Department of Ecology and Evolution and the College
Microbial communities inhabit every niche on earth, from oceans and soils to the human body. In these diverse contexts, complex communities of microbes perform metabolic processes upon which all life depends—from driving global nutrient cycles to impacting human health. Seppe Kuehn is working to uncover the ecological and evolutionary principles that have allowed these complex microbial communities to assemble, function, and persist. To solve this problem he combines insights from microbial ecology with conceptual, mathematical, and experimental approaches from physics.
His research has been published in Cell Systems, Proceedings of the National Academy of Sciences, The ISME Journal, Physical Review Letters, and eLife.
Kuehn, who is also a core member of the University’s Center for the Physics of Evolving Systems, holds a BS magna cum laude in physics from Beloit College and a PhD in chemical physics from Cornell University. While at Cornell, he was honored with the Howard Neal Wachter Memorial Prize for excellence in physical chemistry and the Tunis Wentink Prize for outstanding PhD thesis.

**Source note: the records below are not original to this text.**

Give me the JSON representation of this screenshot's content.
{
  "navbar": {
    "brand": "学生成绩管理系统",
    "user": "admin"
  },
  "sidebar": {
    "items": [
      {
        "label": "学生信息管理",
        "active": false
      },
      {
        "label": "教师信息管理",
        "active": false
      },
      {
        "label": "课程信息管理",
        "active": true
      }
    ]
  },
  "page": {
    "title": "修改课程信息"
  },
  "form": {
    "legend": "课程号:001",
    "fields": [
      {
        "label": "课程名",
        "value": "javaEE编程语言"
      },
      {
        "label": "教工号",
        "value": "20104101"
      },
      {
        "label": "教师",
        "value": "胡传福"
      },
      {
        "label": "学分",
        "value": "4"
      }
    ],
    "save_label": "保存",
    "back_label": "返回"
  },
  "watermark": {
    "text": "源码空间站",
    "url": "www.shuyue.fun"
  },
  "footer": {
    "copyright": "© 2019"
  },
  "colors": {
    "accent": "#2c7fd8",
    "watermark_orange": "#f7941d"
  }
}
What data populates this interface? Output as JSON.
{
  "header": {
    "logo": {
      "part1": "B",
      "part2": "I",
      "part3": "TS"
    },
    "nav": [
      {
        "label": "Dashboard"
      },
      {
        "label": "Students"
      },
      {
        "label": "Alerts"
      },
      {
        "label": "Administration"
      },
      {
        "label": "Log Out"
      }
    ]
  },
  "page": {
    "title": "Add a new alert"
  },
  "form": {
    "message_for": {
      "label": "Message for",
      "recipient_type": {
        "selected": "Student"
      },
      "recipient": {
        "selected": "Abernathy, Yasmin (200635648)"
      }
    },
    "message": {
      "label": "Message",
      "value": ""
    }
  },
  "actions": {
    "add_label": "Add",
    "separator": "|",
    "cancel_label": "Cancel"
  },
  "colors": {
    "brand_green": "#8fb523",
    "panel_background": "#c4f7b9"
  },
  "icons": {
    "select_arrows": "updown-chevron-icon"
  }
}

Most recently, he was an assistant professor in physics at the University of Illinois at Urbana-Champaign.
Photo credit: Hope Michelson